Whether the report represents a good faith effort must be determined only by the information contained within the four corners of the document itself. See Palacios, 46 S.W.3d at 878. To the extent the trial court relied upon Mundie's affidavit, it abused its discretion.5 We sustain Issue Four.
Although the expert report was deficient, it was timely filed. The trial court could grant the Mendozas' request for an extension of time to cure the report's deficiencies.6 Section 74.351(c); Wells v. Ashmore, 202 S.W.3d 465, 468 n. 1 (Tex.App.-Amarillo 2006, no pet.h.); Longino v. Crosswhite ex rel. Crosswhite, 183 S.W.3d 913, 918 n. 2 (Tex.App.-Texarkana 2006, no pet.). We reverse and remand for proceedings consistent with this opinion.
1. Apparently, Dr. Murphy read the original slides and Dr. Allen performed a peer review override.

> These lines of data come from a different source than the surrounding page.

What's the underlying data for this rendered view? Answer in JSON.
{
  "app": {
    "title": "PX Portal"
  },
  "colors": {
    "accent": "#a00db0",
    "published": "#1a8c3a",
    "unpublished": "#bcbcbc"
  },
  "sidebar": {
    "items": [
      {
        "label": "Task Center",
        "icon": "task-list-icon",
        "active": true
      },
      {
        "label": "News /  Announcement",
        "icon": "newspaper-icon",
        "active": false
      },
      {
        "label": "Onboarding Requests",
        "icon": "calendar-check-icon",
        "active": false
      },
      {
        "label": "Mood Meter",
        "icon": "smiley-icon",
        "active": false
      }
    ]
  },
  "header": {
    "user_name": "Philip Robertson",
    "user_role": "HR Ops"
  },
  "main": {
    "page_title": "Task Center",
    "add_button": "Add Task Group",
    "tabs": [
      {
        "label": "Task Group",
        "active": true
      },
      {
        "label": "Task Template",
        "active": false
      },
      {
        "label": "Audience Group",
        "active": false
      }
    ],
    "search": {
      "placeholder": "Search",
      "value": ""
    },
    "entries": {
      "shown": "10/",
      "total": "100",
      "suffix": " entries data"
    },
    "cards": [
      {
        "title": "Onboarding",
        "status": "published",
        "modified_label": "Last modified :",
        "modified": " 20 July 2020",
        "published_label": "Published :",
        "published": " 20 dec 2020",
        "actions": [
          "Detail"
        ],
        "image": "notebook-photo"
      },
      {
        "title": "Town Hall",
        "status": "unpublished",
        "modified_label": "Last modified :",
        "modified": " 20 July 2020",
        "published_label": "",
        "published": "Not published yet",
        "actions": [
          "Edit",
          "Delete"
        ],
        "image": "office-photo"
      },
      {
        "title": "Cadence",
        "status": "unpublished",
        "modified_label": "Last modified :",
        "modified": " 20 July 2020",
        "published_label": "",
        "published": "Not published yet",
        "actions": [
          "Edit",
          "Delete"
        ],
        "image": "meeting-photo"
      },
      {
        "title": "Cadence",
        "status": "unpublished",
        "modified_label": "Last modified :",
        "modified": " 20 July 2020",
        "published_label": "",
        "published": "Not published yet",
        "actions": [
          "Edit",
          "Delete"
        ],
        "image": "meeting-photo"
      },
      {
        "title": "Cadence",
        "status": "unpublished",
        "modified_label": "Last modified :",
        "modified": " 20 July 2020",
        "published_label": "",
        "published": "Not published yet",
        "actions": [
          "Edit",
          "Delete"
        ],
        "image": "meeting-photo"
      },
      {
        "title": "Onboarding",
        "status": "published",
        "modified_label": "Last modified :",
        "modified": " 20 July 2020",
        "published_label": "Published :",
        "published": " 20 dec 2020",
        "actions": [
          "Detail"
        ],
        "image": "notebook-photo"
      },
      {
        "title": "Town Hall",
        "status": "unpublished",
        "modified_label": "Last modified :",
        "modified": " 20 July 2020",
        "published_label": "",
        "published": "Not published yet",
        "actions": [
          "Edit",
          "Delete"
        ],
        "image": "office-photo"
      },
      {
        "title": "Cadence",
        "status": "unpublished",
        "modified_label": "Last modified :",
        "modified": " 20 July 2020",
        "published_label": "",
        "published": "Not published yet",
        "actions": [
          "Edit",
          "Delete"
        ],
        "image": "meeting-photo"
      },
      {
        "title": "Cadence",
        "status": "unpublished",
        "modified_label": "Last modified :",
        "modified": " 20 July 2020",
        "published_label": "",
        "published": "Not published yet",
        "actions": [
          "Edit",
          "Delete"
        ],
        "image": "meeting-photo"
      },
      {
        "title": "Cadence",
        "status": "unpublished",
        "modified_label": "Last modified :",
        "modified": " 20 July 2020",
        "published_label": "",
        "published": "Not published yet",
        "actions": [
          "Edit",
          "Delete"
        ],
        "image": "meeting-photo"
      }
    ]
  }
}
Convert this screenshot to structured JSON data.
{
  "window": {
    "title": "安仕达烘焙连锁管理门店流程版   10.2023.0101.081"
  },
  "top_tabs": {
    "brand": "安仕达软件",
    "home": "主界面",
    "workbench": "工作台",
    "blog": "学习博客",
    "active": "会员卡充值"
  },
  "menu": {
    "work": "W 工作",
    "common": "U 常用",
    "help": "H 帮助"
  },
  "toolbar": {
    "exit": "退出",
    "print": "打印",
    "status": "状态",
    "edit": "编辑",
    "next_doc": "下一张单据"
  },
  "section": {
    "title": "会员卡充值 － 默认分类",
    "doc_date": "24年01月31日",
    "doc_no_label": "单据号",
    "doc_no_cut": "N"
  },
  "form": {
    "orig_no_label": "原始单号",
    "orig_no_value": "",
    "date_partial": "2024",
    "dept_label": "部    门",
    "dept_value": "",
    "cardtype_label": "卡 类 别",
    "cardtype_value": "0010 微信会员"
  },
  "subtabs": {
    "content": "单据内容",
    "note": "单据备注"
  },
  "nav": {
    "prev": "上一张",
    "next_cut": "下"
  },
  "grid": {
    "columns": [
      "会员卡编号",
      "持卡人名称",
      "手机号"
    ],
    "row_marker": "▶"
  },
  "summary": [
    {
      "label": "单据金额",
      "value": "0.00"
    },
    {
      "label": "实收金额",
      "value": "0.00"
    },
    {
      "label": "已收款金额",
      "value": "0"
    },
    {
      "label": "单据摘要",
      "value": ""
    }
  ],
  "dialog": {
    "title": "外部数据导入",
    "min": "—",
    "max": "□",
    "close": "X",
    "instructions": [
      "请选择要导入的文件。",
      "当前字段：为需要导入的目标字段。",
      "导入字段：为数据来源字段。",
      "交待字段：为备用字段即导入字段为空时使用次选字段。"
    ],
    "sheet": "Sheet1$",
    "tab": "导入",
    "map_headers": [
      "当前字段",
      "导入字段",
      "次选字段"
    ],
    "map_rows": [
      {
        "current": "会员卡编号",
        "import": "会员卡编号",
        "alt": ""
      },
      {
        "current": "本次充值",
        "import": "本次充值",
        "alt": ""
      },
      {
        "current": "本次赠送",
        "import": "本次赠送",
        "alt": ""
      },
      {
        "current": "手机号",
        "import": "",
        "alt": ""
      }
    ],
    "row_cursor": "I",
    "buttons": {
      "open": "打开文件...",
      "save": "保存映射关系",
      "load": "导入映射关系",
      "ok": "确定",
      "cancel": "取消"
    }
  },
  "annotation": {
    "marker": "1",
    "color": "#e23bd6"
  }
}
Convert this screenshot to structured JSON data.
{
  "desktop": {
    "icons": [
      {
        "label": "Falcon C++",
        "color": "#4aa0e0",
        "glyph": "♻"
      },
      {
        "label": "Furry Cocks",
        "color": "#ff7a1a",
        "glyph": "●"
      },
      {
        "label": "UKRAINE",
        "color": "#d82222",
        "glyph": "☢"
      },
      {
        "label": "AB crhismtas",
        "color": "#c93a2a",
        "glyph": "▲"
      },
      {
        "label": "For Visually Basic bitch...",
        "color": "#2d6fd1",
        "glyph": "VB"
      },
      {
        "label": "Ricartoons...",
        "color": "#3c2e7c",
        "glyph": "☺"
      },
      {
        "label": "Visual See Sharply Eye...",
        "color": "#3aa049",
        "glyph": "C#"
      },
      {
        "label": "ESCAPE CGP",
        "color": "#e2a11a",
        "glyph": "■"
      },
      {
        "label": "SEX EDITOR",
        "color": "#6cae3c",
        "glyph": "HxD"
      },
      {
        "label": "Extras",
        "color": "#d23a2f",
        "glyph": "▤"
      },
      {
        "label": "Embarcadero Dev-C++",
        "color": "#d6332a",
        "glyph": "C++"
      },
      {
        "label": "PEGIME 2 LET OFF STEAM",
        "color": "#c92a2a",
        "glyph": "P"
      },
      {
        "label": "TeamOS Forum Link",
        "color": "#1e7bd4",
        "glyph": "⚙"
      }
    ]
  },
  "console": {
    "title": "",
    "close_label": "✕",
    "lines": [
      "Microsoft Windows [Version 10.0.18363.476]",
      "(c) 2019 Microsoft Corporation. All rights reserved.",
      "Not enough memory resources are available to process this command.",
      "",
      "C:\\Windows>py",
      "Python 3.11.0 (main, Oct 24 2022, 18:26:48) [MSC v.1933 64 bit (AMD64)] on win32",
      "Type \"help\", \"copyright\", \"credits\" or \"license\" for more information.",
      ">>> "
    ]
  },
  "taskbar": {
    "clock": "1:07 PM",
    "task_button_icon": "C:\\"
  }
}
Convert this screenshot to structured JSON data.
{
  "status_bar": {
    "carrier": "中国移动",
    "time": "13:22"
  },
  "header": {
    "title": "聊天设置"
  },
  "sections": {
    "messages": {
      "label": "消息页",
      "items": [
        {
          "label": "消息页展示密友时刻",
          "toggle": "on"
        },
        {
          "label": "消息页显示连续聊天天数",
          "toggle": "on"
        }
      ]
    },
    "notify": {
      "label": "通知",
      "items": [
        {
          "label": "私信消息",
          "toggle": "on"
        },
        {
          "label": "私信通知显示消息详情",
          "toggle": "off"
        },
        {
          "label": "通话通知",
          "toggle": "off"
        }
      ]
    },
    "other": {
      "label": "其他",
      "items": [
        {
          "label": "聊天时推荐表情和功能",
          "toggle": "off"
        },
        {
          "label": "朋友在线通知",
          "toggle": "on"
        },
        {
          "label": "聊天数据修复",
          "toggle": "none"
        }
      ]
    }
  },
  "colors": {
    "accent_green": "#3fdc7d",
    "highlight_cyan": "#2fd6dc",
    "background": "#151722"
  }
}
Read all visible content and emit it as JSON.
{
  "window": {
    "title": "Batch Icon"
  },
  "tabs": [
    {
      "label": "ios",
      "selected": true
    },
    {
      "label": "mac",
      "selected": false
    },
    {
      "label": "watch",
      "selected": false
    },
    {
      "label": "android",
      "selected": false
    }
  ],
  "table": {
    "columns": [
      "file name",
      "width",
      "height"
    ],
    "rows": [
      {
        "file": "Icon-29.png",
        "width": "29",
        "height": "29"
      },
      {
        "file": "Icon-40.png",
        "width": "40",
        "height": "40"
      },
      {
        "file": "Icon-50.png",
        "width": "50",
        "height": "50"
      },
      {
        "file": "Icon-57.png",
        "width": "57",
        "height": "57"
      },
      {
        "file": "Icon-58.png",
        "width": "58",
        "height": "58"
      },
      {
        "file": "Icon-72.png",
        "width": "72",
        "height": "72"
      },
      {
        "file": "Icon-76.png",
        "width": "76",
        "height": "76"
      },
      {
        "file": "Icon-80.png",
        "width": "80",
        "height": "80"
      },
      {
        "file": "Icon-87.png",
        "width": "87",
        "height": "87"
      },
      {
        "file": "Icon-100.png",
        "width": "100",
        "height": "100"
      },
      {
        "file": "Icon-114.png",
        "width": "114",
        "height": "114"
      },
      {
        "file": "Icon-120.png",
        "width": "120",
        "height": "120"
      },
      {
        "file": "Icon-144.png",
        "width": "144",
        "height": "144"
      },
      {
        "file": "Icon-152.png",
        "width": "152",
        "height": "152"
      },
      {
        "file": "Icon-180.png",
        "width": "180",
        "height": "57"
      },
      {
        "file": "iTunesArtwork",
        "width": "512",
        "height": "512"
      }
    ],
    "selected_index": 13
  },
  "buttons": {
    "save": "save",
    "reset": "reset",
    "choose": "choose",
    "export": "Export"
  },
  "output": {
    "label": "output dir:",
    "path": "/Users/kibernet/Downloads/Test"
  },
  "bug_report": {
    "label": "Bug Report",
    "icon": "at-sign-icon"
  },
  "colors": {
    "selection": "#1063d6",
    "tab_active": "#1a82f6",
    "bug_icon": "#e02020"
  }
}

2. The Mendozas have alleged spoliation of evidence, but there is nothing in the record to suggest that either of the doctors played a role in the disappearance of the original slides.
3. In Kendrick, the court questioned whether the abuse of discretion standard of review continues to be applicable following the Legislature's adoption of Section 74.351. Kendrick, 171 S.W.3d at 702. Nevertheless, the courts have continued to apply it. See, e.g., id. at 702-03; Manor Care Health Services, Inc. v. Ragan, 187 S.W.3d 556, 561 (Tex.App.-Houston [14th Dist.] 2006, pet. filed); Longino v. Crosswhite ex rel. Crosswhite, 183 S.W.3d 913, 915-18 (Tex.App.-Texarkana 2006, no pet.); Group v. Vicento, 164 S.W.3d 724, 727 (Tex.App.-Houston [14th Dist.]2005, pet. filed). In the absence of contrary authority, we will likewise review the ruling for an abuse of discretion. Kendrick, 171 S.W.3d at 703.
4. The Mendozas' lawsuit was filed before the effective date of the 2005 amendment to Section 74.351(a). See Tex. Civ. Prac. & Rem.Code Ann. § 74.351 (Vernon Supp.2006).
5. Mundie's statements regarding the recuts and the missing slides essentially mirror those in Dr. Epstein's report. Dr. Epstein stated he reviewed recuts of the slides and opined that misplacing the original cuts by those responsible for storing them breached the requisite standard of care.
6. We express no opinion on whether the report can be cured. The pathologists have suggested that Dr. Epstein cannot offer an opinion as to a breach of the standard of care when the original slides are missing.
ANN CRAWFORD McCLURE, Justice.
BARAJAS, C.J., (Ret.), and ABLES, J., sitting by assignment.